The Assembly is also poised to propose a procurement compromise that would allow schools to spend funds without legislative approval. The process would instead be supervised by the attorney general and approved by the comptroller.

Earlier today, a closed door meeting between SUNY Chancellor Nancy Zimpher, the governor and members of the state Black, Puerto Rican and Asian legislative caucus members reportedly got heated with one senator storming out.

Here is a clip of Zimpher talking to reporters about the importance of SUNY Empowerment and stating quite clearly that she is open to considering any compromise plan.

The second half of the clip cuts to Westchester Sen. Ruth Hassell-Thompson discussing the importance of protecting access to state schools for minority students, and reiterating there’s a “standoff” with some members refusing to vote for the revenue bill until there’s an empowerment deal.

DiNapoli: ‘It’s Very Easy To Throw Arrows’

Comptroller Tom DiNapoli responded to the attack ads launched by his Republican challenger Harry Wilson earlier today.

In the ad, DiNapoli is accused of being an Albany insider who isn’t qualified for the job.

We caught up to DiNapoli today after he picked up the endorsement from CSEA, and asked him about the ad. He defended his record, and took a shot at what he sees as Wilson’s lack of experience.

“I think it is interesting that someone who has absolutely no record at all, that hasn’t been there, making the tough choices and helping moving the state forward,” DiNapoli said. “It is very easy to throw arrows.”

Grandeau: PIC Should Pick Up Where Kaye Left Off (Updated)

Former Lobbying Commission Executive Director David Grandeau weighed in on the Kaye report during an interview with me that will air on “Capital Tonight” this evening, saying the former chief judge overlooked a violation by the governor of the Public Officers Law.

Grandeau, who is a frequent critic of the Public Integrity Commission, said he believes the body should pick up where Kaye left off (he also notes an interesting, but irrelevant in this instance, personal connection between the ex-chief judge and the ex-PIC executive director, Herb Teitelbaum)

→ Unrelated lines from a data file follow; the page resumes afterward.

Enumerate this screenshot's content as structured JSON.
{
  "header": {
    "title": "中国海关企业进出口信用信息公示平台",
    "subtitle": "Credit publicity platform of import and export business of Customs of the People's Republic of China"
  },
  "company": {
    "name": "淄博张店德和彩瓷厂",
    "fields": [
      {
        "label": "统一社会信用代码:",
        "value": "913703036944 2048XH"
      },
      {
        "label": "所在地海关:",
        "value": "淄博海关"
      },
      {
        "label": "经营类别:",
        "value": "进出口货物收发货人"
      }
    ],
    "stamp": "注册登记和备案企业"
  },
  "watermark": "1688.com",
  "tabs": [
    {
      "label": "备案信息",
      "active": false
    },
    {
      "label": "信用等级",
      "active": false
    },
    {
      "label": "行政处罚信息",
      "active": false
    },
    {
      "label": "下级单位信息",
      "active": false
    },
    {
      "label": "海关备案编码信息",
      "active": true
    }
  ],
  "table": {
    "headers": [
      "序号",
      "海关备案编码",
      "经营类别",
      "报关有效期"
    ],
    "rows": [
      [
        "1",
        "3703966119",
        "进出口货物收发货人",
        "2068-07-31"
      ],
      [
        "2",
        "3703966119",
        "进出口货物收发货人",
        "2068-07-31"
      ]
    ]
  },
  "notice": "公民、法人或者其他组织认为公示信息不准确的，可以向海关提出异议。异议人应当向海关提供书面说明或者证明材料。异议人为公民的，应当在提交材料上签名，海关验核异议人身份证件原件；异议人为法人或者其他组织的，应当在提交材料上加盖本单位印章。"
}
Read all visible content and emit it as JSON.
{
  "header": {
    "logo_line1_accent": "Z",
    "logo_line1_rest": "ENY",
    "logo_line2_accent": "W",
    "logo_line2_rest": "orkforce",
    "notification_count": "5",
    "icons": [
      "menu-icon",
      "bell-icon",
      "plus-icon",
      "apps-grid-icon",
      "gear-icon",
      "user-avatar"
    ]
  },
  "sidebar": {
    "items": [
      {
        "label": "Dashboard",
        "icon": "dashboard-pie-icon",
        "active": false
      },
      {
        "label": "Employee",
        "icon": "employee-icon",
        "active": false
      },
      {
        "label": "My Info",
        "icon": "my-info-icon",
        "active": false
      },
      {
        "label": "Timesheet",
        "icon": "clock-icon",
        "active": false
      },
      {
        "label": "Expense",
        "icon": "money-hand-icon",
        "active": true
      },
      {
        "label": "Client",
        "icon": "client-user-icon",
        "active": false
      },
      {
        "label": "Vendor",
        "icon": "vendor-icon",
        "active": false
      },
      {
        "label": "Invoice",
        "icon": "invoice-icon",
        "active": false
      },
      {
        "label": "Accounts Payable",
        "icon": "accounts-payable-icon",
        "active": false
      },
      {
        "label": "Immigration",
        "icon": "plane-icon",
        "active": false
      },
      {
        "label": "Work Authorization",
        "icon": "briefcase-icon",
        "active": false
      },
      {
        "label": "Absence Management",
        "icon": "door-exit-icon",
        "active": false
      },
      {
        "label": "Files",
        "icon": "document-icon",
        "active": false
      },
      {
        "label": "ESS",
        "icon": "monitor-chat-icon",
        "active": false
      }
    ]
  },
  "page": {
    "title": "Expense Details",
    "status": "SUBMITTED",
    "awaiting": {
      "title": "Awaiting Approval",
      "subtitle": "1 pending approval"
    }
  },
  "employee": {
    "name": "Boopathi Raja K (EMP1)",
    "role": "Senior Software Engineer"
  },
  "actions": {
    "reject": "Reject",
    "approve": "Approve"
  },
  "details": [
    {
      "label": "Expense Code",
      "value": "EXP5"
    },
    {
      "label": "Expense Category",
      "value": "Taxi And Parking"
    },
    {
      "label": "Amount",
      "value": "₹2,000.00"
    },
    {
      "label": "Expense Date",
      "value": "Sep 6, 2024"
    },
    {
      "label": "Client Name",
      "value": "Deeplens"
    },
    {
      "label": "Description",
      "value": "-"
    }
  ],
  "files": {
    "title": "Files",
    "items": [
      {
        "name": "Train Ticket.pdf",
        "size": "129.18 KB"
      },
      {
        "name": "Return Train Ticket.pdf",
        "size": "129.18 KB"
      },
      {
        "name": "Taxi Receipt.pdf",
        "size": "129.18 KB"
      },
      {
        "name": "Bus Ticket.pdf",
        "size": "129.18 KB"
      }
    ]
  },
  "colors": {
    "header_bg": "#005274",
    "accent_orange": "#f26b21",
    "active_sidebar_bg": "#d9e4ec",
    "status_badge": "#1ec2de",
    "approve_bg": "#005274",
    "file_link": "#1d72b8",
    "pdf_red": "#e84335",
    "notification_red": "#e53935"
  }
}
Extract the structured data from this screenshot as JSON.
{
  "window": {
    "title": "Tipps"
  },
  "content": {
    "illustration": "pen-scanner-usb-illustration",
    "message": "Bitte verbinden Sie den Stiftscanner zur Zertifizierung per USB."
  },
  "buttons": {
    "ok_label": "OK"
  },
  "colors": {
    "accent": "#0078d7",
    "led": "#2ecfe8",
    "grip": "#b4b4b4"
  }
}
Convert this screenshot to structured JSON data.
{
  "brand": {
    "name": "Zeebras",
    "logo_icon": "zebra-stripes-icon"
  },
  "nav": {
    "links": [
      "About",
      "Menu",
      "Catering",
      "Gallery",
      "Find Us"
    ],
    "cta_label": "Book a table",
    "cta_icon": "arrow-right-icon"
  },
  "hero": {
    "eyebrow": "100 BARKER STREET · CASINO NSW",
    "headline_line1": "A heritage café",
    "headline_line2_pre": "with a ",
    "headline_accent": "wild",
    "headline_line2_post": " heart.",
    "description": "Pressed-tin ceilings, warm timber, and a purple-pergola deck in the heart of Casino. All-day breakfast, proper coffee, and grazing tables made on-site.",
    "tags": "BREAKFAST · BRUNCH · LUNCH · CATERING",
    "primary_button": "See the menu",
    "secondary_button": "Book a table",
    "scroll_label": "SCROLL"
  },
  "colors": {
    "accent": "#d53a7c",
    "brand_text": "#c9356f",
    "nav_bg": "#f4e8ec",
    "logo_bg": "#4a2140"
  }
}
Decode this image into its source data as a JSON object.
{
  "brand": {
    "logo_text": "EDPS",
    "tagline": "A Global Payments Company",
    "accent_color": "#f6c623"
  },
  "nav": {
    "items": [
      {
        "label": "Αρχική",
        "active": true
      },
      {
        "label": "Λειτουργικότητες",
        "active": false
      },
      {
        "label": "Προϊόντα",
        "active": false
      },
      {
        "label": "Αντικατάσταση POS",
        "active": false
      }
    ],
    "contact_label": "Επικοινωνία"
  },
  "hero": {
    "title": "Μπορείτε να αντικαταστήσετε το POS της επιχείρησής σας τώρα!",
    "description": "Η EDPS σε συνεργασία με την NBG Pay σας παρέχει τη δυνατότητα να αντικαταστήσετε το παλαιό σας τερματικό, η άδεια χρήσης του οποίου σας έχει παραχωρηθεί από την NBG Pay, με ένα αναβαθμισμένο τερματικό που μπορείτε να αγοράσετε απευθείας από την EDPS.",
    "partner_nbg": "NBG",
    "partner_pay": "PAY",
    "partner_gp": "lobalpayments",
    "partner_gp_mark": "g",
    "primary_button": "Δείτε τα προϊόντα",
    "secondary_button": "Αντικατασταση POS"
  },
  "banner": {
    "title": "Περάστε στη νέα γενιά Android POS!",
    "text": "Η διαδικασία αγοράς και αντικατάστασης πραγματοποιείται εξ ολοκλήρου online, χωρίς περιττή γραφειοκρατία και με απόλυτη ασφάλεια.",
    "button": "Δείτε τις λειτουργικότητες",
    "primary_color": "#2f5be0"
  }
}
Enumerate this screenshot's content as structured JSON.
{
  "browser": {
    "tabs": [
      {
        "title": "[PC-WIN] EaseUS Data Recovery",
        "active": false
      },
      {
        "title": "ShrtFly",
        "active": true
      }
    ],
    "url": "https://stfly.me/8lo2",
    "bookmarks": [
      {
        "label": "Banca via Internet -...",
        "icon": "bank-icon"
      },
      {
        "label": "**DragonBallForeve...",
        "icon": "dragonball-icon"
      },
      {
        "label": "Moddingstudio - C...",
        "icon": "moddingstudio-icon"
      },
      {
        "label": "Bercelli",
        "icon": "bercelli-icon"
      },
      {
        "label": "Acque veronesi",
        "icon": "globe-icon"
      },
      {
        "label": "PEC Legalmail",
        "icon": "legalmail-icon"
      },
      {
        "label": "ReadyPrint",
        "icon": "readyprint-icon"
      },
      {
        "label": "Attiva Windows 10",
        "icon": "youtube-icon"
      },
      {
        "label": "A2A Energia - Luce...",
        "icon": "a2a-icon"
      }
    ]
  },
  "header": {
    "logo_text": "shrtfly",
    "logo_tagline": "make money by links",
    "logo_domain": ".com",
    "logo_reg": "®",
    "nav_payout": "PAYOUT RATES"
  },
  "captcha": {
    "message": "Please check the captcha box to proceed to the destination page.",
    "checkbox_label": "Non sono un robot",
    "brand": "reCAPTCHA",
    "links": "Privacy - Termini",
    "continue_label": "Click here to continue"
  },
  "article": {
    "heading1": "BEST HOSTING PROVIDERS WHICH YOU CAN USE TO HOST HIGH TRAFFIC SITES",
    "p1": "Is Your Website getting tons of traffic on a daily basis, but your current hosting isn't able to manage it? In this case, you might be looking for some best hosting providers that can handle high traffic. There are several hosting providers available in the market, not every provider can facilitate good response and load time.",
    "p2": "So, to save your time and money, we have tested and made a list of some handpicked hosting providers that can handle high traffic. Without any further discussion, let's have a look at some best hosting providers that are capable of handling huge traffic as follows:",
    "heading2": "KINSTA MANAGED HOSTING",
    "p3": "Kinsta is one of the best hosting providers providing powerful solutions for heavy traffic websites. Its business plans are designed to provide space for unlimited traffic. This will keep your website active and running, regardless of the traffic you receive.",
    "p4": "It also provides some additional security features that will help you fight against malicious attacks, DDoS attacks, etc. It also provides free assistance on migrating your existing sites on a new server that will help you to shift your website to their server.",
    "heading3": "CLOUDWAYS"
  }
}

“It’s pretty obvious – you don’t have to be a brain surgeon, rocket scientist or someone experienced in this area – the law is clear,” Grandeau told me. “He used his press secretary to help a private citizen, that’s a violation of the Public Officers Law. It’s not complicated.”

I reached PIC Executive Director Barry Ginsburg, who declined to comment. It should be noted that the PIC generally takes a back seat when there is a criminal investigation underway and then might take up a civil probe, although it doesn’t comment on ongoing efforts.

UPDATE: A reader notes that Kaye didn’t overlook the Public Officers Law issue entirely. She mentions in Footnote #30 that it is not in her jurisdiction to consider and is actually under the auspices of the PIC.